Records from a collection
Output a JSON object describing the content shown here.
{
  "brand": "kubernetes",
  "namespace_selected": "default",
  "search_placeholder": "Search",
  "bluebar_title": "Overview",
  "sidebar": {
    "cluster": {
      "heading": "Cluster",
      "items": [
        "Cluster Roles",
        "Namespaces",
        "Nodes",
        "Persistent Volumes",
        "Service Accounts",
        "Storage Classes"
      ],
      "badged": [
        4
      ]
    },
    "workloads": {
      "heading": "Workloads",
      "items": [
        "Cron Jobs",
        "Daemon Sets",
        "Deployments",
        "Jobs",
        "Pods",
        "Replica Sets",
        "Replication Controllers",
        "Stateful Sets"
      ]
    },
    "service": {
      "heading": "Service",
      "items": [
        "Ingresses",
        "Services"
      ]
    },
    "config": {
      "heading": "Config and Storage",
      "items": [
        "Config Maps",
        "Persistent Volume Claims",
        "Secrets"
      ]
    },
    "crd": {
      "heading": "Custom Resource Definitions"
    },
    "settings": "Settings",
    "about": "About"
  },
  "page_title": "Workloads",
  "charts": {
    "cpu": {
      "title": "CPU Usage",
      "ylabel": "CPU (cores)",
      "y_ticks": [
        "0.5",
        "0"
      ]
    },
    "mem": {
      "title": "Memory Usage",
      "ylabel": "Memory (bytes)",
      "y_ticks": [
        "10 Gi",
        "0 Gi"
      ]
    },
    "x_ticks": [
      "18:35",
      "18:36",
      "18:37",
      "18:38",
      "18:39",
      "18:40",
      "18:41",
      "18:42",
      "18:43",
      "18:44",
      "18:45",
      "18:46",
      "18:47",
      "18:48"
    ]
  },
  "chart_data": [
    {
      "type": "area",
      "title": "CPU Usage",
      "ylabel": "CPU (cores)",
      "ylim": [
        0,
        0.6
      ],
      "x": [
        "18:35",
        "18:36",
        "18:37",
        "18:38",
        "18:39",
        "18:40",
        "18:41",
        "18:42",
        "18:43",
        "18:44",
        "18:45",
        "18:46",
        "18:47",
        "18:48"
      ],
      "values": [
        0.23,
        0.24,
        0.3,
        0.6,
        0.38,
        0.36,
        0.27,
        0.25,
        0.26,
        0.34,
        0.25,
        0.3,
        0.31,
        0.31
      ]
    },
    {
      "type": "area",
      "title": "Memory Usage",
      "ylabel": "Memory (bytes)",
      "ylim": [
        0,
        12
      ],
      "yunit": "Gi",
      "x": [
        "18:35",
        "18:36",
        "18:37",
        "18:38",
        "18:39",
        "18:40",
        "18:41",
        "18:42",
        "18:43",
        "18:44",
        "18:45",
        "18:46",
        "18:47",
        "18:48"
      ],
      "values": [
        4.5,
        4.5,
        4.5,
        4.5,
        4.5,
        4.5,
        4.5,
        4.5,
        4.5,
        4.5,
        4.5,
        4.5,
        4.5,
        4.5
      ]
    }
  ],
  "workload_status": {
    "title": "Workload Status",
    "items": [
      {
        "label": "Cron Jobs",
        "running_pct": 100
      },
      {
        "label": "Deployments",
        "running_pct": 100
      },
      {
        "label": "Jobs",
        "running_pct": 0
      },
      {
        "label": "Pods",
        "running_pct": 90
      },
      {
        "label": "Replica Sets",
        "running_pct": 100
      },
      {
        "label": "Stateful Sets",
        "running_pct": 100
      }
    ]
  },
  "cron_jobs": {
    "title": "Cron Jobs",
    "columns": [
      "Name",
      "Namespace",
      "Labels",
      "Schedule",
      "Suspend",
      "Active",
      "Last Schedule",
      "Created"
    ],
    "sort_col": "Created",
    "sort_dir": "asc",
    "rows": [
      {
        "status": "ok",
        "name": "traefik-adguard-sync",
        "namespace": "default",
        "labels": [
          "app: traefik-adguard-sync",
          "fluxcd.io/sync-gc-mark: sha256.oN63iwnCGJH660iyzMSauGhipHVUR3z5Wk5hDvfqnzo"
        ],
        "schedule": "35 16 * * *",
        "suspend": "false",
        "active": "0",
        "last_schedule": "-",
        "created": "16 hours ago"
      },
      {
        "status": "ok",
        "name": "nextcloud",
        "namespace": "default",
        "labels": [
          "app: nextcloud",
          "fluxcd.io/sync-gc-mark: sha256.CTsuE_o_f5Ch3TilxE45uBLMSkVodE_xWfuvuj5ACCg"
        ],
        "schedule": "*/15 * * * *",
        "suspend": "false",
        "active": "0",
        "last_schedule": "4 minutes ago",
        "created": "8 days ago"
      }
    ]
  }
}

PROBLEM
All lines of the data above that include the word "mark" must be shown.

RESULT FOR THIS EXERCISE
          "fluxcd.io/sync-gc-mark: sha256.oN63iwnCGJH660iyzMSauGhipHVUR3z5Wk5hDvfqnzo"
          "fluxcd.io/sync-gc-mark: sha256.CTsuE_o_f5Ch3TilxE45uBLMSkVodE_xWfuvuj5ACCg"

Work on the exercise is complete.